Research shows that the hormone testosterone does impact sex drive — as well as remedy other sexual problems — in certain women with sexual dysfunction. But the long-term safety of testosterone therapy for women is unknown. For this reason, some doctors are hesitant to recommend it. Testosterone therapy usually is prescribed only for women who have sufficient estrogen levels.
Testosterone therapy might be appropriate if:
- You have reduced sex drive, depression and fatigue after surgically induced menopause, and estrogen therapy hasn't relieved your symptoms
- You are postmenopausal, taking estrogen therapy and have a decreased sex drive with no other identifiable causes
Long-term safety data on testosterone therapy for postmenopausal women who have a history of breast or uterine cancer or those who have cardiovascular or liver disease is lacking and being studied.
Testosterone therapy comes in many forms, such as creams, gels, patches or pills. The method of administration and dose relate to safety risks, so it's important to discuss pros and cons with your doctor.
Testosterone preparations are not approved by the Food and Drug Administration for use in women. So if testosterone is prescribed, it's for off-label use.
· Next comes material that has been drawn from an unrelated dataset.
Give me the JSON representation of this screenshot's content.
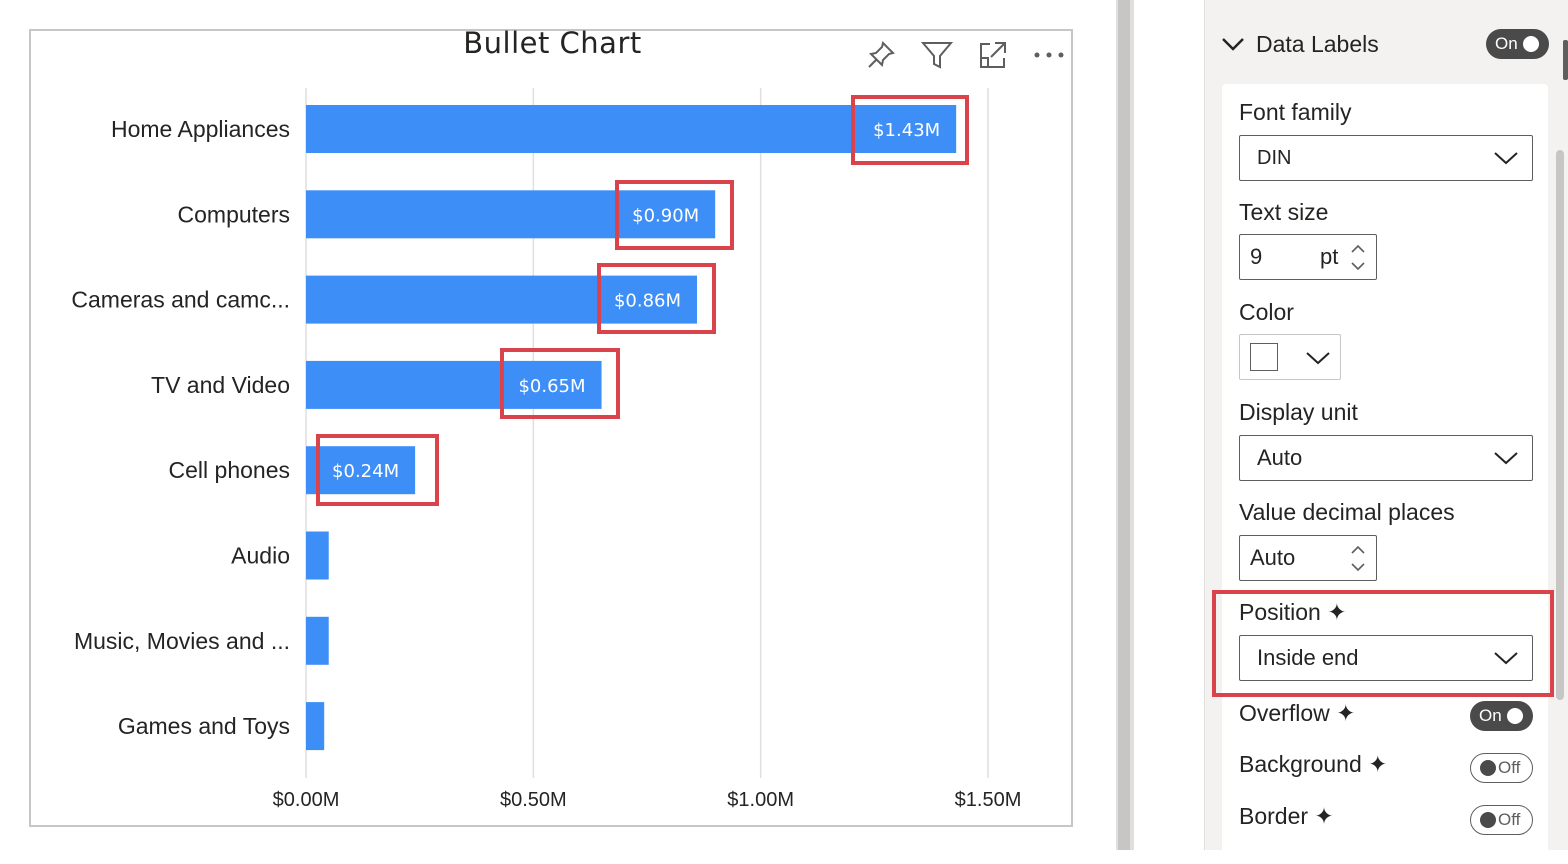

Although testosterone contributes to healthy sexual function in women, many other factors also play a role in postmenopausal sexual dysfunction. These factors include decreased estrogen levels, vaginal dryness, medication side effects, chronic health conditions, loss of a spouse or partner, lack of emotional intimacy, conflict, stress, or mood concerns.